The US alt-rock quartet White Reaper released the LP The World’s Best American Band on the 7th.
White Reaper – Little Silver Cross
The fourth of the ten tracks on the album – Little Silver Cross, contains the hallmarks of their high-pressure rock which is counterbalanced by a relaxing synth, that allows them to contain music of distinctive layering.
When introduced in 2014 the US alt-rock band White Reaper were a trio, now a quartet with the addition of keys to the line-up.
While the raw edges of the sound have been sanded down by the synth, White Reaper have lost none of their energy as the electronics add a further dimension to their out-put. Make Me Wanna Die, the first of the dozen tracks on the LP White Reaper Does It Again exemplifying the shift in direction as fusillades of percussion are joined by the keyboard to add emphasis to crunchy guitar.
Gaining ever wider coverage, including a recent support tour to the UK and making further inroads across the North American Continent, I look forward to keeping up with the future development of White Reaper.
White Reaper is the new-wave trio of Tony Esposito (Guitar / Vocals), Nick Wilkerson (Drums) and Sam Wilkerson (Bass) from Louisville in the USA.
Stripping away all the unessential elements White Reaper deliver up-tempo garage rock with the seasoned ability of a well established out-fit and bearing in mind they only formed less than a year ago and have already released a must have six track eponymously named EP, expect to hear much more of the trio in the future.

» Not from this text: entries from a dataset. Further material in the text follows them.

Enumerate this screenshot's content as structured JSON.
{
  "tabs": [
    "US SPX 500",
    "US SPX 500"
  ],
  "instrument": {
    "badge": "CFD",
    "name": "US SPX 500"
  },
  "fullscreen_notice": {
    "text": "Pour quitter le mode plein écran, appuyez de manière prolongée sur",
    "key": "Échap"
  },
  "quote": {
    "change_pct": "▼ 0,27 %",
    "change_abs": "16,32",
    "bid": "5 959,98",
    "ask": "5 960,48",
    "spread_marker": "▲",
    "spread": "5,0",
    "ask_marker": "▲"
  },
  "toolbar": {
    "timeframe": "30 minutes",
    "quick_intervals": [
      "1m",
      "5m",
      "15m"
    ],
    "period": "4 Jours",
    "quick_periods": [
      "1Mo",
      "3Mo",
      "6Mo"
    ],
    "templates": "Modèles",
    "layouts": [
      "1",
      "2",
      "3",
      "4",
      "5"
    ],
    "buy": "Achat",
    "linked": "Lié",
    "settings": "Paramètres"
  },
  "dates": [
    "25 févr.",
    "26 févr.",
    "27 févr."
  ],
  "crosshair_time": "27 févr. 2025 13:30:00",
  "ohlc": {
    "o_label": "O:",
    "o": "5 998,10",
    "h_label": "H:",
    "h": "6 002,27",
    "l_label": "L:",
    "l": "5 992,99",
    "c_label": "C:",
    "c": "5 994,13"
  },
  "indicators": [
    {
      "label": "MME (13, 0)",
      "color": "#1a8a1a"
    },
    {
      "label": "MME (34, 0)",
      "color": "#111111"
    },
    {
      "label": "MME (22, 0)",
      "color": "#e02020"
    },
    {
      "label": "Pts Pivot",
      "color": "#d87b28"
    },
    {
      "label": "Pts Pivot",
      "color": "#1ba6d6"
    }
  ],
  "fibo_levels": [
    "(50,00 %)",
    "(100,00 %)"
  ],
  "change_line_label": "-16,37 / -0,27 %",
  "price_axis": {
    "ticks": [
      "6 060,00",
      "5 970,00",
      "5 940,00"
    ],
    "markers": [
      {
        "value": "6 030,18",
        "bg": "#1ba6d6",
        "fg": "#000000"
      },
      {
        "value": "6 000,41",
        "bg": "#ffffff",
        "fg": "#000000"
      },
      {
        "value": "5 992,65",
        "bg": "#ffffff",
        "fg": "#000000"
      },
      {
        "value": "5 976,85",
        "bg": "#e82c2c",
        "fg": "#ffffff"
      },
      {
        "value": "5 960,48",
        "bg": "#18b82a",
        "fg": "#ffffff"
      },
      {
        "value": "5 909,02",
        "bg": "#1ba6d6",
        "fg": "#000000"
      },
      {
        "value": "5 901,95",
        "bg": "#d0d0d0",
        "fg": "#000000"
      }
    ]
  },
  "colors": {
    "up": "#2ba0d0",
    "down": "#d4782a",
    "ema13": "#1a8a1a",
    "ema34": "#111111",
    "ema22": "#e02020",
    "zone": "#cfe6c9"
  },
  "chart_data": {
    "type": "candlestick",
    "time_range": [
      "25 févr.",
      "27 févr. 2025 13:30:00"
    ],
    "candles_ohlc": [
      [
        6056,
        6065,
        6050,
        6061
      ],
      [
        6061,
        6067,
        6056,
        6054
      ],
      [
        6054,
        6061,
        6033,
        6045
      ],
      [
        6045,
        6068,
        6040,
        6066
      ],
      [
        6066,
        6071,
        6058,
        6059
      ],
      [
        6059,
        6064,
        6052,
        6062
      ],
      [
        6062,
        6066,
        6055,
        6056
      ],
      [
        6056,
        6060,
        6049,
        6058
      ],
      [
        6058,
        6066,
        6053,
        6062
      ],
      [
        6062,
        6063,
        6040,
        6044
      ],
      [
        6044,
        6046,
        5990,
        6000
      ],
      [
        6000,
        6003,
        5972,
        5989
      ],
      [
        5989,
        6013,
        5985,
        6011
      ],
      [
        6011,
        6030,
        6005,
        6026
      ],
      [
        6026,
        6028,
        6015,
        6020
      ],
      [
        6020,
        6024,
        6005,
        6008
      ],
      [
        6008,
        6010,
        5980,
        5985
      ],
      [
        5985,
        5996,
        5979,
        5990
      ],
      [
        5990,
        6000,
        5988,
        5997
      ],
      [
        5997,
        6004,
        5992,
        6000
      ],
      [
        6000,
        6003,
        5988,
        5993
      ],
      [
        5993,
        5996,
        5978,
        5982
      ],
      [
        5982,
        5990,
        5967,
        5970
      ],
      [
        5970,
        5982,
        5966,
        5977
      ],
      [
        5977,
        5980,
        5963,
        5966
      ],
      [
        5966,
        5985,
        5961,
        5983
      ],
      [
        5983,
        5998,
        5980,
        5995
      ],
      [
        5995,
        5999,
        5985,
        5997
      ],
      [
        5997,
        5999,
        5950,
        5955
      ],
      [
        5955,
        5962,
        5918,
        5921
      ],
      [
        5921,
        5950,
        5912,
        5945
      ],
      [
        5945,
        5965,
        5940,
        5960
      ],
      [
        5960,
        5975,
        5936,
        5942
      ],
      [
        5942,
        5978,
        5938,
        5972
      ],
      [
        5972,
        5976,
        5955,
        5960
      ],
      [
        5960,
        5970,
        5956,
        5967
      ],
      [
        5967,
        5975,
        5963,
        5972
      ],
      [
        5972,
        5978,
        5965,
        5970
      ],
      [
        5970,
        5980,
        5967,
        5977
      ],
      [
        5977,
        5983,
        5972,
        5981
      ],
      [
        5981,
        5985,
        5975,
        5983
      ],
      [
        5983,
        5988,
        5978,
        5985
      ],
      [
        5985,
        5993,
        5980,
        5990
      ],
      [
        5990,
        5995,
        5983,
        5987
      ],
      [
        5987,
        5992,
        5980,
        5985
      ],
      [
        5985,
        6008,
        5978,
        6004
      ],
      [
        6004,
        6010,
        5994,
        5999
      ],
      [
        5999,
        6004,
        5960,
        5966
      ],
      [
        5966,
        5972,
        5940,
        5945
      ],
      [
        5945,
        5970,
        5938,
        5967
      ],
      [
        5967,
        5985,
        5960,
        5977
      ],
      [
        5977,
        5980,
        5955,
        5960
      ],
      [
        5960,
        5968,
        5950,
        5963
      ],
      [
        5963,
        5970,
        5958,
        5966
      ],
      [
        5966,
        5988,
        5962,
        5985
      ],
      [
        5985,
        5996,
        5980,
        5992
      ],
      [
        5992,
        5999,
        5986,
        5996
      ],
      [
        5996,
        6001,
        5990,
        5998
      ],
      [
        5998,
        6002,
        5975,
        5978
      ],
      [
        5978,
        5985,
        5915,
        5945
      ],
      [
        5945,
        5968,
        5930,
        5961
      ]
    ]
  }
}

The native rawness of the songs draws instant attraction and White Reaper grab hold of the audience and hurl them around the room in a frenzy of activity and like a trained boxer, the punches land with precision to the mid-riff in a flurry. The listener needs do nothing other than turn up the volume as the body will naturally kick in to join the sounds with flailing arms and pogo jumps.
The influences are clear to hear and White Reaper would have perfectly in tune as CBGBS, but that doesn’t make them a pale imitation of what has gone before, as they carve out their own name in the woodblock with well timed and played music of relevance to the second decade of the 21st Century.